Triumph of snobbery
The response of our town council to Wake County Schools’ proposed use of temporary buildings for the ninth-grade center for Panther Creek High School is regrettable.
Councilwoman Lori Bush is quoted as saying “Any of us would look at that and say, ‘No, that’s not Cary.’ ” The article leads one to conclude that it was largely the design standards and temporariness of the buildings that drove our council to reject the proposal.
But, there is more than the visible and the material at stake; there is virtue waiting to be developed. I think our council’s design pride and aesthetic snobbery will rob us and our children of a great opportunity to gain something far more valuable and lasting: the virtue of frugality and hardihood.

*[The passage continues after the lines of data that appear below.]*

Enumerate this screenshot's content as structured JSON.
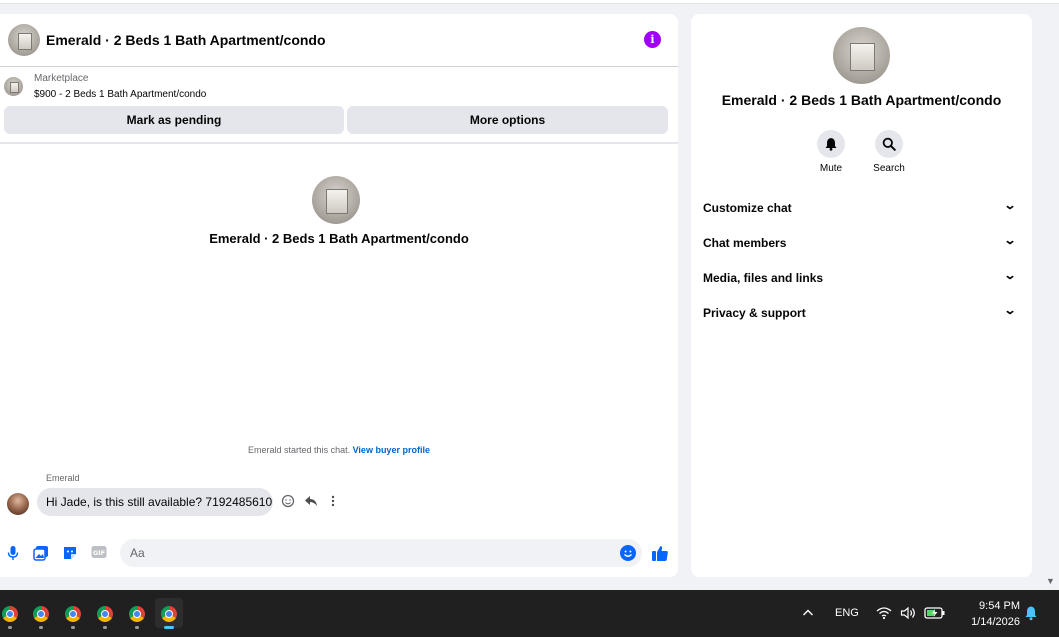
{
  "chat": {
    "title": "Emerald · 2 Beds 1 Bath Apartment/condo",
    "info_icon": "info-icon",
    "marketplace": {
      "label": "Marketplace",
      "listing": "$900 - 2 Beds 1 Bath Apartment/condo"
    },
    "buttons": {
      "mark_pending": "Mark as pending",
      "more_options": "More options"
    },
    "center_title": "Emerald · 2 Beds 1 Bath Apartment/condo",
    "started_text": "Emerald started this chat.",
    "buyer_profile_link": "View buyer profile",
    "messages": [
      {
        "sender": "Emerald",
        "text": "Hi Jade, is this still available? 7192485610"
      }
    ],
    "composer": {
      "placeholder": "Aa"
    },
    "colors": {
      "accent": "#0866ff",
      "info": "#a100f5"
    }
  },
  "info_panel": {
    "title": "Emerald · 2 Beds 1 Bath Apartment/condo",
    "actions": [
      {
        "label": "Mute",
        "icon": "bell-icon"
      },
      {
        "label": "Search",
        "icon": "search-icon"
      }
    ],
    "sections": [
      {
        "label": "Customize chat"
      },
      {
        "label": "Chat members"
      },
      {
        "label": "Media, files and links"
      },
      {
        "label": "Privacy & support"
      }
    ]
  },
  "taskbar": {
    "language": "ENG",
    "time": "9:54 PM",
    "date": "1/14/2026"
  }
}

Going to school in temporary buildings can encourage a healthy sense of austerity, of living and studying well despite slightly more rugged conditions, and of “making do”.
These virtues, more than pretty buildings, are what they need to face life squarely, with confidence, a smile, and the spirit of adventure.
Let’s prepare our students for life, where the great and lasting things always take a bit of struggle. Should we let them see us respond with our collective noses turned upward or with a hearty smile?
Let’s reconsider the school system’s proposal.